Trondheim’s Misotheist officially unleashed their third album, Vessels by Which the Devil Is Made Flesh, on March 1. Misotheist already wowed us with their self-titled debut in 2018 and For the Glory of Your Redeemer in 2021. A great deal of excitement has been mounting around Vessels by Which the Devil Is Made Flesh. In fact, it was one of the releases that I was most eagerly anticipating. The label behind Misotheist — the revered Terratur Possessions, which was founded in 2007 by the genius Ole A. Aune — is, in my view, the best extreme music label, besides The Sinister Initiative. Terratur is synonymous with quality, authenticity, and integrity. Vessels by Which the Devil Is Made Flesh serves as a confirmation of Terratur’s continued domination in their field.

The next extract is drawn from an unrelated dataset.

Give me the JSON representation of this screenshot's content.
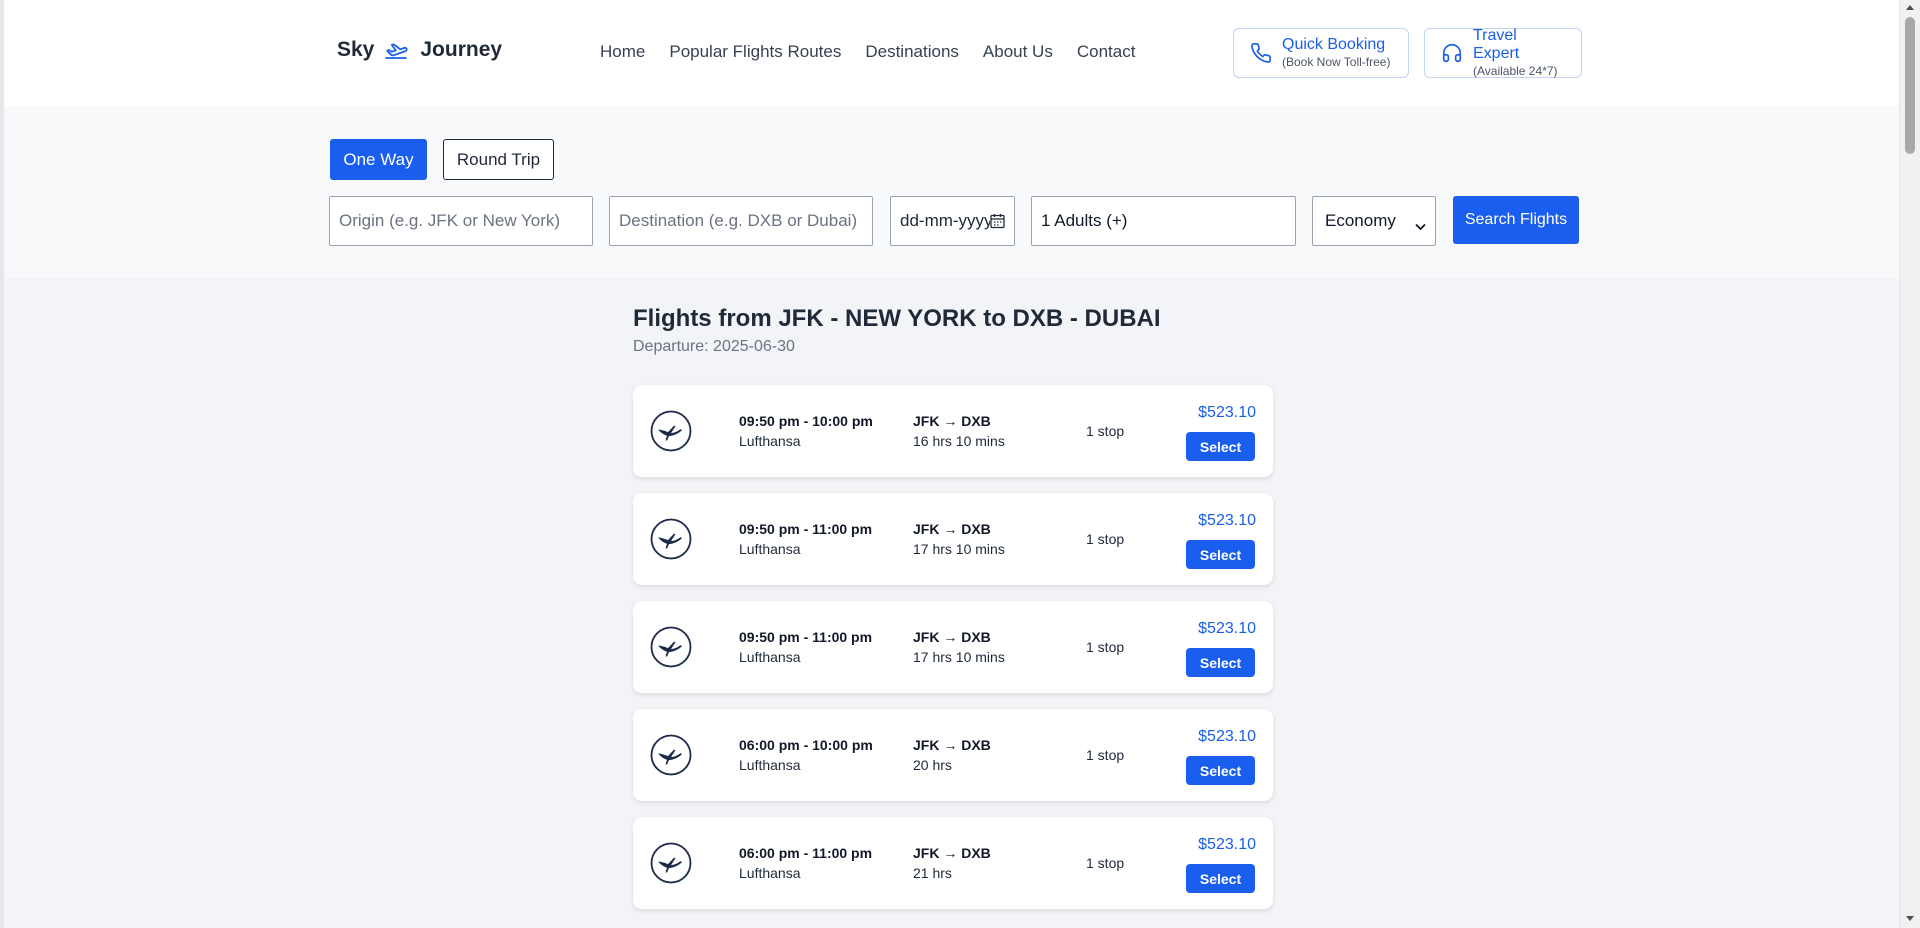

Although there is much mystery surrounding Misotheist, we do know that Brage Kråbøl is part of the band. We adore Brage’s one-man project Enevelde, which unveiled the stellar En Gildere Død via Terratur last May. Brage is the son of Terje Kråbøl and the nephew of Stian Kråbøl — both insanely talented and prolific Spellemann / “Norwegian Grammy”-nominated artists. We eagerly await the debut album under the Kråbøl banner titled Never, which includes these three musicians plus M. Kråbøl on trumpet. One of Never’s tracks, “Fundaments,” dropped last year on TERRATUR COMPENDIUM MMXXIII. “Perish” premiered more recently. Based on these extraordinary songs and the figures involved, I truly believe that Kråbøl is one of the most promising acts around in terms of artistic potential. In short, Brage is one of the leading black metal talents of his generation.

Vessels by Which the Devil Is Made Flesh consists of three parts — “Stigma,” the title track, and the nearly twenty-minute epic masterpiece of a final composition “Whitewashed Tombs.” Vessels by Which the Devil Is Made Flesh is a brilliantly crafted offering. The amount of musical ideas that Misotheist has managed to cram into this complicated record is astounding. Meanwhile, this effort remains totally cohesive. Misotheist brings listeners raw and aggressive black metal. Although Vessels by Which the Devil Is Made Flesh is pregnant with the spirit of old, it still comes across as quite refreshing. Misotheist’s art may be free of ego, but it’s highly distinctive. This album is not the work of servile black metal followers but torchbearers.

Despite the music’s brutality, it is also exceptionally beautiful. There are moments, especially on the final track, that may be described as gentle, even soothing. Yes, Vessels by Which the Devil Is Made Flesh is both hellish and ethereal. Misotheist excels at creating entrancing melodies that haunt within their dense atmospheres. This record encompasses a variety of different tones. It contains much more playful energy than one might realize at first. The riffs intoxicate as much as they threaten. The guitar work and synths often soar. The keys add much emotional charge rather than weakening the music. The bass is spot-on throughout. The amazing drums, which are worlds more enjoyable than those found in most extreme metal efforts, are one of this album’s distinguishing factors. The nuances of this opus will continue to unfold with each listen. Vessels by Which the Devil Is Made Flesh requires multiple plays before audiences can even begin to grasp it.

Needless to say, Brage delivers an exceptional performance on vocals. We can always rely on him to incinerate us with his ridiculously fiery and explosive work. His charisma here is as strong as it has ever been and commands our full attention. However, whether his vocals are present or not, the music never ceases to fill us with a sense of wonder. We should note that IX of Urfaust, a legendary Dutch outfit that was laid to rest this past August, makes a delightfully demented guest appearance on the title track. His unexpected exotic chanting stands in nice juxtaposition to Brage’s low and harsh voice.

Vessels by Which the Devil Is Made Flesh was perfectly produced. The album has a massive sound that adds to its overpowering effect. Vessels by Which the Devil Is Made Flesh proves larger than death. If this masterwork is not included on year-end lists, we can accuse those responsible of negligence.

Rating: 4.5/5


Misotheist, Vessels by Which the Devil Is Made Flesh, is now available. Order your copy here.